If it weren’t obvious already, the 7,587 page indictment dealing with the most senior suspects targeted in the KCK operations leaves no doubt that these people are being persecuted for peaceful political activities. As Emin Aktar, chairman of the Diyarbakır Bar Association, has pointed out, no one is being accused of using weapons or bombs, only of organizing civil protests; peoples’ participation in funeral services for fallen PKK guerrillas is also repeatedly presented as criminal. Mr. Erbey’s offenses include participation in a commission of legal experts established under DTK auspices to study Turkey’s constitution and make proposals for its amendment.
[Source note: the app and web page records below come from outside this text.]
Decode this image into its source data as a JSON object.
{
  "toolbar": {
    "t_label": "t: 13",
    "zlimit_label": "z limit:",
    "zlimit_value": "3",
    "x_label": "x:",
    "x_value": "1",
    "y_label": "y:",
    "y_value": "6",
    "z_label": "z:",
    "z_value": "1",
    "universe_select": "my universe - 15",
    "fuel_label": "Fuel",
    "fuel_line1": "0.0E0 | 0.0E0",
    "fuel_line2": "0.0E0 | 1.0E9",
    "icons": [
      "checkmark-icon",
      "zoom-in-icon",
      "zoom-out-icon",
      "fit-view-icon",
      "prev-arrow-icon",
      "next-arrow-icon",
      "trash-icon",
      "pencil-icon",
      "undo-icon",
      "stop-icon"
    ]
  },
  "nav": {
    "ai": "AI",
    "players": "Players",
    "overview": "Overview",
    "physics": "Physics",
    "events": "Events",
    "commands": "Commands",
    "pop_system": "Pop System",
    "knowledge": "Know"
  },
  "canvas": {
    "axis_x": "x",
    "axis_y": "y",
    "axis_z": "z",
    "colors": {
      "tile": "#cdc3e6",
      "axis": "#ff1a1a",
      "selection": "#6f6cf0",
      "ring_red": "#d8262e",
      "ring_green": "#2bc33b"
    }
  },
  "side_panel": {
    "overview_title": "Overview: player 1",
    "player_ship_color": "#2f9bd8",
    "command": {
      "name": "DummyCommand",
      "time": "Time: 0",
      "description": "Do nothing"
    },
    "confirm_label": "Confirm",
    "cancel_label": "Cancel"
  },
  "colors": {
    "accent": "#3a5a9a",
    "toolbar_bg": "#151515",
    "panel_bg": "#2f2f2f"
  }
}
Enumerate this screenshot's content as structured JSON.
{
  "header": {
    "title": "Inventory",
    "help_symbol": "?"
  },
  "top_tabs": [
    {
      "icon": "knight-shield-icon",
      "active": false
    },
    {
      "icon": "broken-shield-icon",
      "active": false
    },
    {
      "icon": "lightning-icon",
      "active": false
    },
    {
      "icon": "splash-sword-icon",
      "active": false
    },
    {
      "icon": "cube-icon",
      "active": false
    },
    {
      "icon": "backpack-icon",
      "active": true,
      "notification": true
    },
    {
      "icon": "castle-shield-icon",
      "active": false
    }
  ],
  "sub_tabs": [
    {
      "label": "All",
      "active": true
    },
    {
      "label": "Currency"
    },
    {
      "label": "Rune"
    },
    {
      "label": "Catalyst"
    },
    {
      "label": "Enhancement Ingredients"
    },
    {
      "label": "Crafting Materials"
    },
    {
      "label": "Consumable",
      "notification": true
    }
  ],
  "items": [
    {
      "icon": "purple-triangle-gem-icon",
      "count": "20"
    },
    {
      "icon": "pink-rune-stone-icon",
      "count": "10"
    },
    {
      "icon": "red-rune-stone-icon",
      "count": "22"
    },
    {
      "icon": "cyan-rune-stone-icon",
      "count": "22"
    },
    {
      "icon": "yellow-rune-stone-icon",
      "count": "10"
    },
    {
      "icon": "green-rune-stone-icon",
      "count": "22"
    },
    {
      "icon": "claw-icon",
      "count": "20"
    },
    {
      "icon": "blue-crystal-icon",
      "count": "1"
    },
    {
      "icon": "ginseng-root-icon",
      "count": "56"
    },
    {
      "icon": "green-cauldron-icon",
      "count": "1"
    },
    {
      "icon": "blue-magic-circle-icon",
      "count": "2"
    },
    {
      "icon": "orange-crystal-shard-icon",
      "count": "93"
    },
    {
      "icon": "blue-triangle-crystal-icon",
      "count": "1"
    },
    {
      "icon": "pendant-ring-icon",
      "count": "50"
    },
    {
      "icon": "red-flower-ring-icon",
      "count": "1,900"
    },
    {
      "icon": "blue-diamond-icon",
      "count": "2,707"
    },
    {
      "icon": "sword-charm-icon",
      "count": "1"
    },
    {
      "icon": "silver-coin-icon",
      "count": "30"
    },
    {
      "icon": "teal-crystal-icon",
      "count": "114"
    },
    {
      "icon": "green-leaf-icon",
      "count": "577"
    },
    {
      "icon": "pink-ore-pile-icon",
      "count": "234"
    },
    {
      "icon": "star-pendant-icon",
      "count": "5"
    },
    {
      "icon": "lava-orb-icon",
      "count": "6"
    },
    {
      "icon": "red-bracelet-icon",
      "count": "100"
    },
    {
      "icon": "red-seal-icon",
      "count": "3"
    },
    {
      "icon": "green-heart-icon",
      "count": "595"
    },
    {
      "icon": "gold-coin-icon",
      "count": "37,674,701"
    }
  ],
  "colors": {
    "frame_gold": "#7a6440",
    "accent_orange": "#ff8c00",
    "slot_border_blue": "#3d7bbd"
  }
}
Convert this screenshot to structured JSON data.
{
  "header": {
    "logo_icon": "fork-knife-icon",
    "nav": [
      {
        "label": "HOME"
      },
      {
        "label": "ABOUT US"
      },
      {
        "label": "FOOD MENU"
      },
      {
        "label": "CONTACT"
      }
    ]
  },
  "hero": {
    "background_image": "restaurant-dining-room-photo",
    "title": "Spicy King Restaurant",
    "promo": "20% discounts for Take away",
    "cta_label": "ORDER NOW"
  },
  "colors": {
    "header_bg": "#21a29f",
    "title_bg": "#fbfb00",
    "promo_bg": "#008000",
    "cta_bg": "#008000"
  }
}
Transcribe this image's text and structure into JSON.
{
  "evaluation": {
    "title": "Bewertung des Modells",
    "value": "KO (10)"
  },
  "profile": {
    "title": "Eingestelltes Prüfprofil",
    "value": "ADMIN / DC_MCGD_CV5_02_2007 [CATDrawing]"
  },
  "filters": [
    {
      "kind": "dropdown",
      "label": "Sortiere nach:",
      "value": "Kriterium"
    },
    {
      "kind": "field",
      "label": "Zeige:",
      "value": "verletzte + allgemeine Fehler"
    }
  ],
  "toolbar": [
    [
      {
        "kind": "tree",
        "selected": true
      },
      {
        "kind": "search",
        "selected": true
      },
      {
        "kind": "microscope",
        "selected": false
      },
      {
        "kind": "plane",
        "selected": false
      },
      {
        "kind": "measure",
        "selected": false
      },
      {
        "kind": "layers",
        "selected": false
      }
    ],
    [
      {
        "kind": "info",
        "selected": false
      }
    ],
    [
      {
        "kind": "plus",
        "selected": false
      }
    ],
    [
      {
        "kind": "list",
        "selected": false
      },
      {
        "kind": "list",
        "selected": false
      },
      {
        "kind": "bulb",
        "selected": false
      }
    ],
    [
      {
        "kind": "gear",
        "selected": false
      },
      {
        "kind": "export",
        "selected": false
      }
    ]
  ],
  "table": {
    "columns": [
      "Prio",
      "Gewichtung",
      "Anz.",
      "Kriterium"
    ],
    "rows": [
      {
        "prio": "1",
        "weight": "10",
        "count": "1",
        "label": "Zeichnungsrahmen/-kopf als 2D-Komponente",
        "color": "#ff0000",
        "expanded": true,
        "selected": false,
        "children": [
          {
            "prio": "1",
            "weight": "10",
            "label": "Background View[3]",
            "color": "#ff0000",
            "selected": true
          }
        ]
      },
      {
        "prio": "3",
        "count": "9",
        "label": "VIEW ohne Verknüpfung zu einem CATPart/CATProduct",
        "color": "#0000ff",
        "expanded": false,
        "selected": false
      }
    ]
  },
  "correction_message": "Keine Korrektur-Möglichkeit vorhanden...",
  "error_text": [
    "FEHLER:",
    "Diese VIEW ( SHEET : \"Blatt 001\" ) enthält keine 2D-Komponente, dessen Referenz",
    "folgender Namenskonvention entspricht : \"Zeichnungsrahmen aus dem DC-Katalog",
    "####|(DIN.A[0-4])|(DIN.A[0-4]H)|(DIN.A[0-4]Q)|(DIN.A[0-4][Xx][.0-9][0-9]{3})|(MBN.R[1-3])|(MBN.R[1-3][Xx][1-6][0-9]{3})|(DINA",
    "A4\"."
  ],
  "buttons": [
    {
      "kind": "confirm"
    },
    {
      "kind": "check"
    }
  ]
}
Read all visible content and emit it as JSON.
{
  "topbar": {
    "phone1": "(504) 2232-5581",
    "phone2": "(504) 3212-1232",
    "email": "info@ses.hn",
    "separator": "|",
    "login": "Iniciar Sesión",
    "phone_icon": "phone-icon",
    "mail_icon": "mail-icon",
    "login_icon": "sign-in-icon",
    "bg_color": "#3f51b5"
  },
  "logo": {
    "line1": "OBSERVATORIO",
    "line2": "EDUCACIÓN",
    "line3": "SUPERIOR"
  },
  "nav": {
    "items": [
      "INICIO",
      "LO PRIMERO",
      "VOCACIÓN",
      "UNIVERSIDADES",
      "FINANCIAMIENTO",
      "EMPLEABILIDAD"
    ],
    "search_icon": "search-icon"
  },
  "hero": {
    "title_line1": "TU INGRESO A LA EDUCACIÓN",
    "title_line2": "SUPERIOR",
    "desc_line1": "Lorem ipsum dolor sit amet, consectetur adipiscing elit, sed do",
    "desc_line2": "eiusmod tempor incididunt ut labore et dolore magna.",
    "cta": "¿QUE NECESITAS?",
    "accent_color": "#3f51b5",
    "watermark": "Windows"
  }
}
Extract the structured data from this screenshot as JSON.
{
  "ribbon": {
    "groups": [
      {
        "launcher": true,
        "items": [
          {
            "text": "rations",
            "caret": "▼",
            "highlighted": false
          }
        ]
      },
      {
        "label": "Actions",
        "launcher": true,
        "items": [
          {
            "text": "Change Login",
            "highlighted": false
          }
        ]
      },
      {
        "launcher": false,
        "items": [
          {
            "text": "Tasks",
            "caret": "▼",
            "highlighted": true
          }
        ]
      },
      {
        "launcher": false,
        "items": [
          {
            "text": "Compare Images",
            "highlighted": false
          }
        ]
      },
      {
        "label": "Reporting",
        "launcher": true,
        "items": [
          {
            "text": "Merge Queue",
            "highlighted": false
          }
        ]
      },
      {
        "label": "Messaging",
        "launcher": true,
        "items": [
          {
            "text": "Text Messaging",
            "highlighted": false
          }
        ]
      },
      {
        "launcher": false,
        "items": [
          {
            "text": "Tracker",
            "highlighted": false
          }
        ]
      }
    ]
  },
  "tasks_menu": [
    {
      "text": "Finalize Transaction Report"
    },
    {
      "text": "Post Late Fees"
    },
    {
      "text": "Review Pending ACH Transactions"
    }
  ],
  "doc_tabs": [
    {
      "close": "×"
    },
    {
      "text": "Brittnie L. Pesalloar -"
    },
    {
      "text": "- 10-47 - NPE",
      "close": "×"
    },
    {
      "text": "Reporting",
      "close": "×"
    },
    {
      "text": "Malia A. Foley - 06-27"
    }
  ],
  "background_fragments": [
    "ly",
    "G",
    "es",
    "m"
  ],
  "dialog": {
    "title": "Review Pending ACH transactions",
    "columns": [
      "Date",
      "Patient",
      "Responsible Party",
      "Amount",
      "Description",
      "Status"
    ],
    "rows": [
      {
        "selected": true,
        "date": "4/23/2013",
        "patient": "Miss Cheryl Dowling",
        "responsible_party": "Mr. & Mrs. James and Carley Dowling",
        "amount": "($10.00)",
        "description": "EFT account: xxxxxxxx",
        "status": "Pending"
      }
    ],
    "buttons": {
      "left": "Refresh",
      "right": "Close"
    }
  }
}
The ‘evidence’ presented in the indictment consists overwhelmingly of tapped telephone conversations, private conversations recorded through remote listening technology, and statements made by secret witnesses. All of this has put Kurdish society under unbelievable stress; people feel like they’re being constantly watched and that anyone could be arrested at any minute for any reason. For that reason many Kurds have simply stopped using cell phones. If such prominent individuals as Muharrem Erbey, Hatip Dicle, and the elected mayors can be arrested and imprisoned on the flimsiest of evidence, how can anyone else feel safe from similar treatment?
I SPENT CHRISTMAS 2009 WAITING for news outside the Diyarbakır courthouse. As Mr. Erbey, Mr. Dicle, and the other detainees went before the judge, a sizeable crowd gathered in anticipation of the verdict. Everyone was saying that they’d be released, that there was no way they could be arrested.
Now, nine months later, the 151 most senior suspects in the KCK file are on trial in Diyarbakır, several for the first time since 14 April 2009, and a crowd has again assembled outside the courthouse. Lawyers involved in the case are once more expecting most of the detainees to be released. And, true to Mr. Erbey’s New Year’s letter, the imprisoned activists haven’t given up. In a situation when many would be contrite, they’re instead insisting on delivering their defenses in Kurdish, carrying out civil disobedience in the very heart of state power.
What will happen with the trial is anyone’s guess, but this much is clear: democracy in Turkey ultimately depends on a peaceful solution to the Kurdish issue. The PKK has announced its preparedness to disarm under UN supervision as part of an overall political settlement within Turkey‘s existing borders. They’ve recently declared yet another ceasefire with the goal of reaching a lasting agreement, but Turkish military and arrest operations against the Kurdish movement have only continued.
This is the core reality of the situation, and no amount of referendums, ‘openings’, or speeches can obscure this fact. The KCK trial in Diyarbakır represents an opportunity for the Turkish state to build positive momentum toward a conflict resolution process. If the suspects are released, it will create enormous relief and goodwill in the Kurdish areas. If, on the other hand, they’re sentenced to prison, the message conveyed by the arrests will be underlined: the political road to a solution is closed, so think of alternatives.